MINNEAPOLIS — A Minnesota District Court judge dismissed a multidistrict price-fixing lawsuit on Aug. 17 against meatpackers Cargill, JBS S.A., Swift Beef Co., National Beef Packing Co. and Tyson Foods Inc.

The meat processors faced allegations from beef producers who claimed the companies conspired to manipulate the price of fed cattle bought in the United States.

The class of ranchers who indirectly sold cattle to processors alleged that the companies violated the Sherman Act and the Packers and Stockyards Act. Allegedly, their conduct created a collapse in fed cattle prices in 2015, which subsequently caused a drop in prices of cattle.

Judge John R. Tunheim dismissed the case because the “plaintiffs failed to establish antitrust standing.” According to the court documents, the ranchers did not adequately explain the causal connection between manipulating fed cattle prices and lower cow-calf prices.

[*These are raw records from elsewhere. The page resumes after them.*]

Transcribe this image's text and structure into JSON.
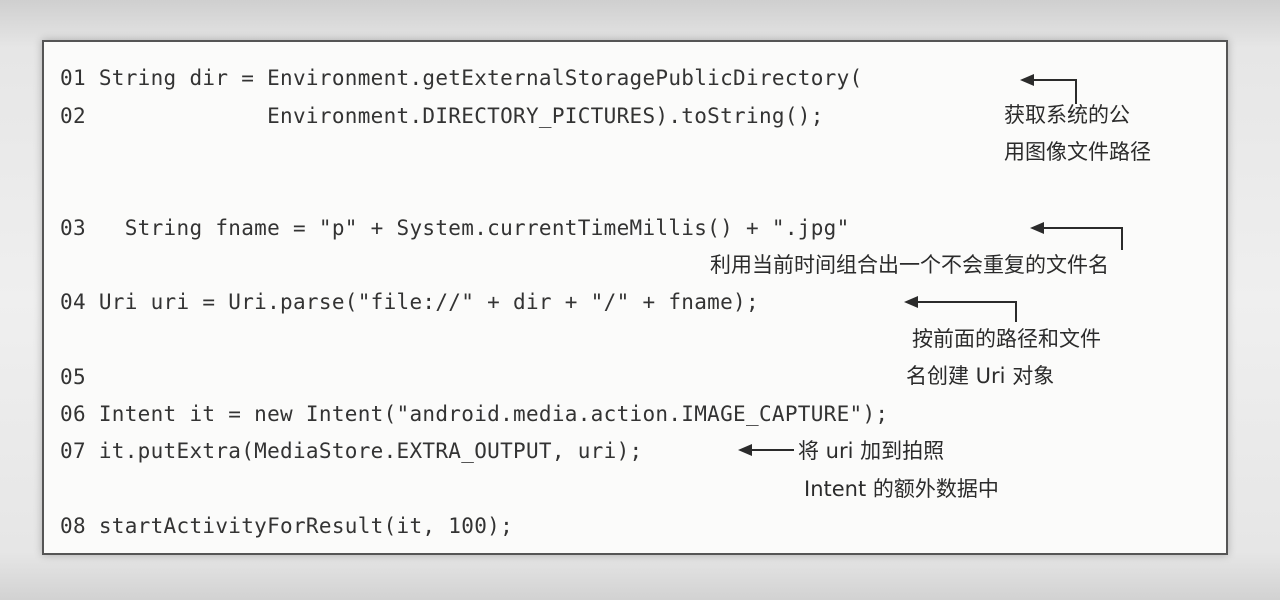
{
  "code_lines": [
    {
      "num": "01",
      "code": "String dir = Environment.getExternalStoragePublicDirectory("
    },
    {
      "num": "02",
      "code": "             Environment.DIRECTORY_PICTURES).toString();"
    },
    {
      "num": "03",
      "code": "  String fname = \"p\" + System.currentTimeMillis() + \".jpg\""
    },
    {
      "num": "04",
      "code": "Uri uri = Uri.parse(\"file://\" + dir + \"/\" + fname);"
    },
    {
      "num": "05",
      "code": ""
    },
    {
      "num": "06",
      "code": "Intent it = new Intent(\"android.media.action.IMAGE_CAPTURE\");"
    },
    {
      "num": "07",
      "code": "it.putExtra(MediaStore.EXTRA_OUTPUT, uri);"
    },
    {
      "num": "08",
      "code": "startActivityForResult(it, 100);"
    }
  ],
  "annotations": {
    "a1_line1": "获取系统的公",
    "a1_line2": "用图像文件路径",
    "a2": "利用当前时间组合出一个不会重复的文件名",
    "a3_line1": "按前面的路径和文件",
    "a3_line2": "名创建 Uri 对象",
    "a4_line1": "将 uri 加到拍照",
    "a4_line2": "Intent 的额外数据中"
  },
  "colors": {
    "text": "#333333",
    "border": "#555555",
    "panel": "#fbfbfa"
  }
}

With many stages in the beef supply chain, the judge did not think causation could be clearly attributed.

“Moreover, there is a significant lag between when plaintiffs sell calves and when defendants purchase the cattle, which the court finds weighs against standing in this case,” Tunheim said.

The court is currently declining beef producers the ability to amend their complaint. The producers must write to the court outlining the basis for amendments if they wish to pursue the suit.